USPTO: punishing the many for the bad acts of the few?
In the context of reform, there are some underlying fundamental disagreements over basic terms. Some of this came up in a comment on an IPBiz post, wherein the commenter submitted quotes from the Supreme Court that a patent confers a monopoly:
"A patent confers a monopoly. So this court has decided in the Paper Bag Case, supra, and in many other cases." Crown Die & Tool Co. v. Nye Tool & Machine Works, 261 U.S. 24, 37 (1923); see Pfaff v. Wells Electronics, Inc., 525 U.S. 55, 63(1998)("the patent system represents a carefully crafted bargain that encourages both the creation and the public disclosure of new and useful advances in technology, in return for an exclusive monopoly for a limited period of time").

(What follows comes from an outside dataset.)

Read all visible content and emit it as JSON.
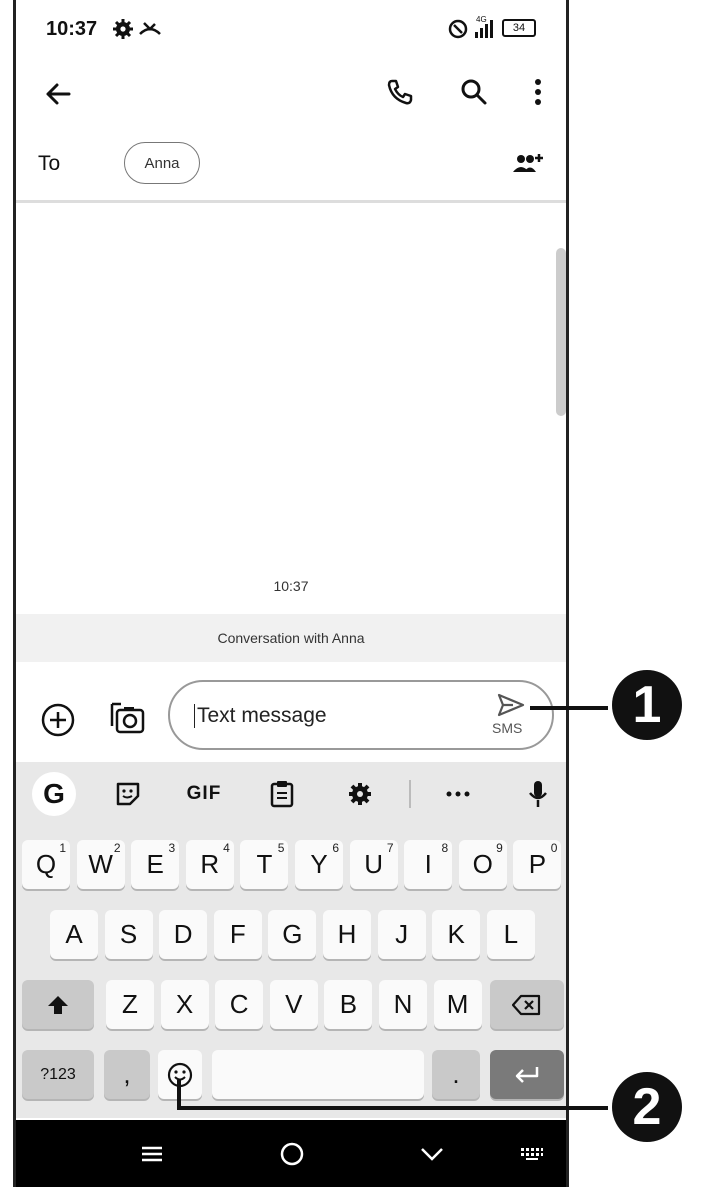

If one looks at the patent statute, one notes that a patent confers the right to exclude others from making, selling, etc. It does not say anything about conferring a right to make, sell, etc. IPBiz cited the radio patent wars, a classic case of blocking patents, wherein different entities had valid patents that kept everyone from making the best radio product because each possible product infringed someone else's patent. As Hylton (and others) writing on antitrust law have said: "The economic definition of monopoly is simple: sole producer." To have a monopoly, one has to be able to produce. None of the radio guys, all with patents, could produce. Any patentee, armed with a patent, has the right to exclude, but not the right (or even the ability) to produce. Ask Chester Carlson in his pre-Haloid days if he had a monopoly on xerography. By the time Xerox did have an (economic) monopoly, the initial patents were long expired, and the world was free to use them royalty-free.
Imprecise language by the US Supreme Court does not alter the reality of what a patent is. The concept of monopoly is directed to producing, not excluding others: Exclusive control by one group of the means of producing or selling a commodity or service.
Of relying on the texts of courts, Krattenmaker et al have written in the antitrust area:
Examination of key antitrust law opinions, however, shows that courts define 'market power' and 'monopoly power' in ways that are both vague and inconsistent. We conclude that the present level of confusion is unnecessary ...
The commenter's comment on "promote innovation" was less on point:
"Federal patent law reflects the objectives of Congress, which include 'seek[ing] to foster and reward invention,' 'promot[ing] disclosure of inventions to stimulate further innovation and to permit the public to practice the invention once the patent expires,' promoting 'the stringent requirements for patent protection ... to assure that ideas in the public domain remain there for the free use of the public'", Ultra-Precision Mfg., Ltd. v. Ford Motor Co., 411 F.3d 1369, 1378 (Fed. Cir. 2005), quoting Aronson v. Quick Point Pencil Co., 440 U.S. 257, 262 (1979).
See IPBiz post: